In Spain, “the strong man of the Progressives” for years had been General Juan Prim, a very able military politician and statesman, the man who led the movement that overthrew Isabella in 1868. As leader of the Progressives in the provisional government, Prim engineered the appointment of Duke Amadeo as King of Spain in the election of 16th November 1870. Unfortunately, Prim was shot by an assassin on the 28th of December and he died on the 30th, the very day that the new king entered Madrid.
By the death of Prim, Amadeo was left without his main support, he was opposed by the Catholic church, and the supporters of the Bourbon monarchy and the Carlists in the north, and he was ridiculed with the nickname of ‘King Macaroni’ by the people. Nevertheless, from the outset Amadeo tried his best to carry out his duties as a conscientious and impartial monarch, duties that included, as he saw it, the task of reading all the daily newspapers of every political persuasion in order to make up for his ignorance of Spanish life. In the practicalities of government Amadeo could rely only on the Progressives but that party was severely weakened by infighting between the various factions, which meant that no stable government could ever be formed. After eighteen months of frustrated effort another armed Carlist uprising occurred, during which even the army was divided, so, after only two years as king, without any political, economic or aristocratic bases for support, Amadeo gave up and abdicated on 11th February 1873.

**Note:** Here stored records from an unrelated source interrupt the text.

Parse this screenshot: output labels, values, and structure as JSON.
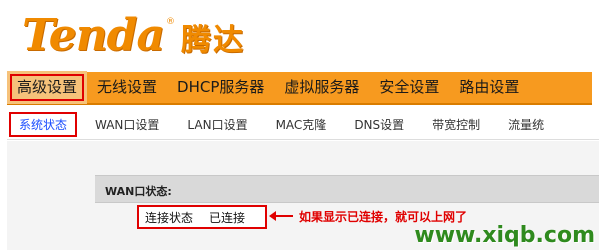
{
  "logo": {
    "latin": "Tenda",
    "registered": "®",
    "chinese": "腾达"
  },
  "nav": {
    "items": [
      {
        "label": "高级设置",
        "active": true
      },
      {
        "label": "无线设置",
        "active": false
      },
      {
        "label": "DHCP服务器",
        "active": false
      },
      {
        "label": "虚拟服务器",
        "active": false
      },
      {
        "label": "安全设置",
        "active": false
      },
      {
        "label": "路由设置",
        "active": false
      }
    ]
  },
  "subnav": {
    "items": [
      {
        "label": "系统状态",
        "active": true
      },
      {
        "label": "WAN口设置",
        "active": false
      },
      {
        "label": "LAN口设置",
        "active": false
      },
      {
        "label": "MAC克隆",
        "active": false
      },
      {
        "label": "DNS设置",
        "active": false
      },
      {
        "label": "带宽控制",
        "active": false
      },
      {
        "label": "流量统",
        "active": false
      }
    ]
  },
  "section": {
    "title": "WAN口状态:"
  },
  "status": {
    "label": "连接状态",
    "value": "已连接"
  },
  "annotation": "如果显示已连接，就可以上网了",
  "watermark": "www.xiqb.com",
  "colors": {
    "nav_orange": "#f79a1f",
    "highlight_red": "#e00000",
    "logo_orange": "#f08a00",
    "watermark_green": "#2f8a1e"
  }
}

His departure was followed at 10 o’clock the same night by the declaration of the First Republic, which was doomed to last only until 1874 when, in December that year, Isabella’s son Alfonso was recalled and declared King Alfonso XII of Spain.

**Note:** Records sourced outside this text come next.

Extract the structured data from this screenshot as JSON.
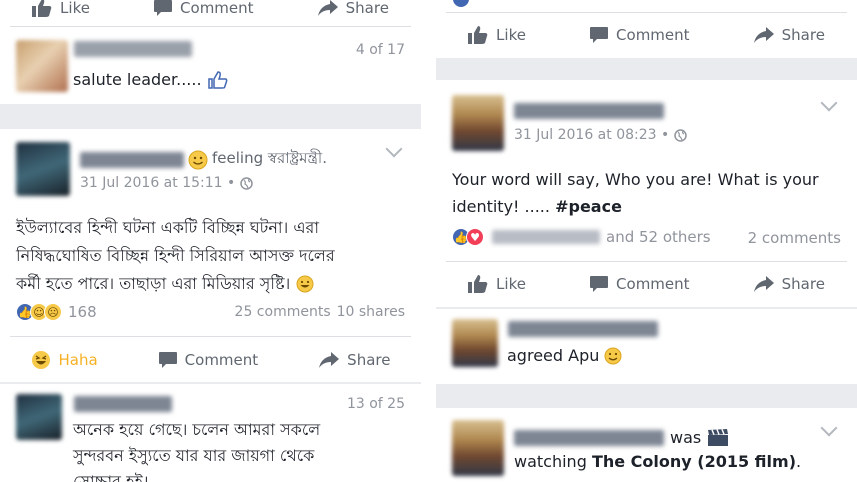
{
  "left": {
    "top_actions": {
      "like": "Like",
      "comment": "Comment",
      "share": "Share"
    },
    "comment1": {
      "counter": "4 of 17",
      "text": "salute leader....."
    },
    "post": {
      "feeling": "feeling স্বরাষ্ট্রমন্ত্রী.",
      "time": "31 Jul 2016 at 15:11 •",
      "body": [
        "ইউল্যাবের হিন্দী ঘটনা একটি বিচ্ছিন্ন ঘটনা। এরা",
        "নিষিদ্ধঘোষিত বিচ্ছিন্ন হিন্দী সিরিয়াল আসক্ত দলের",
        "কর্মী হতে পারে। তাছাড়া এরা মিডিয়ার সৃষ্টি।"
      ],
      "reactions_count": "168",
      "comments": "25 comments",
      "shares": "10 shares",
      "actions": {
        "haha": "Haha",
        "comment": "Comment",
        "share": "Share"
      }
    },
    "comment2": {
      "counter": "13 of 25",
      "body": [
        "অনেক হয়ে গেছে। চলেন আমরা সকলে",
        "সুন্দরবন ইস্যুতে যার যার জায়গা থেকে",
        "সোচ্চার হই।"
      ]
    }
  },
  "right": {
    "top_actions": {
      "like": "Like",
      "comment": "Comment",
      "share": "Share"
    },
    "post": {
      "time": "31 Jul 2016 at 08:23 •",
      "body_line1": "Your word will say, Who you are! What is your",
      "body_line2": "identity!  .....",
      "hashtag": "#peace",
      "others": "and 52 others",
      "comments": "2 comments",
      "actions": {
        "like": "Like",
        "comment": "Comment",
        "share": "Share"
      }
    },
    "comment1": {
      "text": "agreed Apu"
    },
    "post2": {
      "was": "was",
      "watching": "watching",
      "film": "The Colony (2015 film)",
      "period": "."
    }
  },
  "colors": {
    "fb_blue": "#4267b2",
    "haha_yellow": "#f7b125",
    "separator": "#e9ebee",
    "meta_gray": "#90949c"
  }
}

King Amadeo I of Spain left nothing by way of a legacy, but his wife, Maria Victoria, was remembered fondly for years afterwards by the poor people of Spain, who referred to her as “our queen”. As queen in Spain, while her husband was struggling to be king, the practical and saintly Maria Victoria did much to alleviate the suffering of the poor of Madrid, providing for example a chapel, a school and a nursery for the children of washerwomen during their working hours. Using her own wealth she founded other institutions, or ‘refuges’, for poor children as well as schools and hospitals. In these good works she was joined by Amadeo, who also used his own wealth to help charitable causes.

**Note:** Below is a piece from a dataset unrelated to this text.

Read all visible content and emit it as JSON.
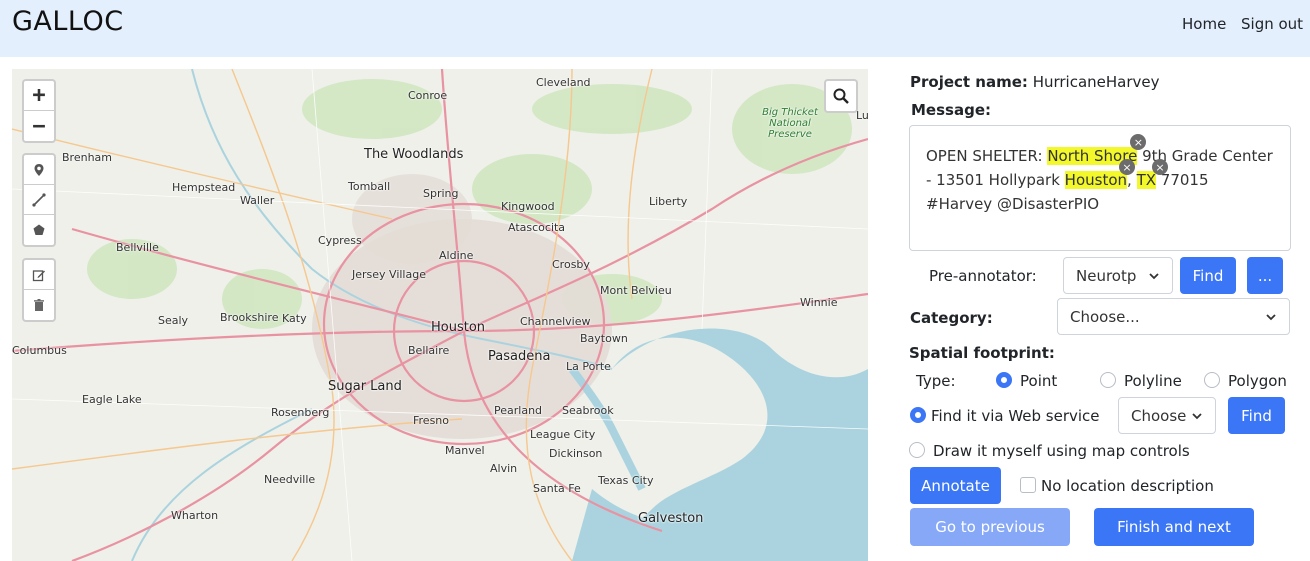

The memory of their kindness lingered on. Some years after the abdication an English traveller was asked by a Spanish fisherman, “How are our King (meaning Amadeo) and his generous Queen?” When Maria Victoria died on 8th November 1876, aged only twenty-nine, requiems were sung for her in churches all over Spain, whereas for King Amadeo I, he came, he did his best – and he went, declaring Spain to be ungovernable. (Things have moved on a lot since then, I hasten to add.)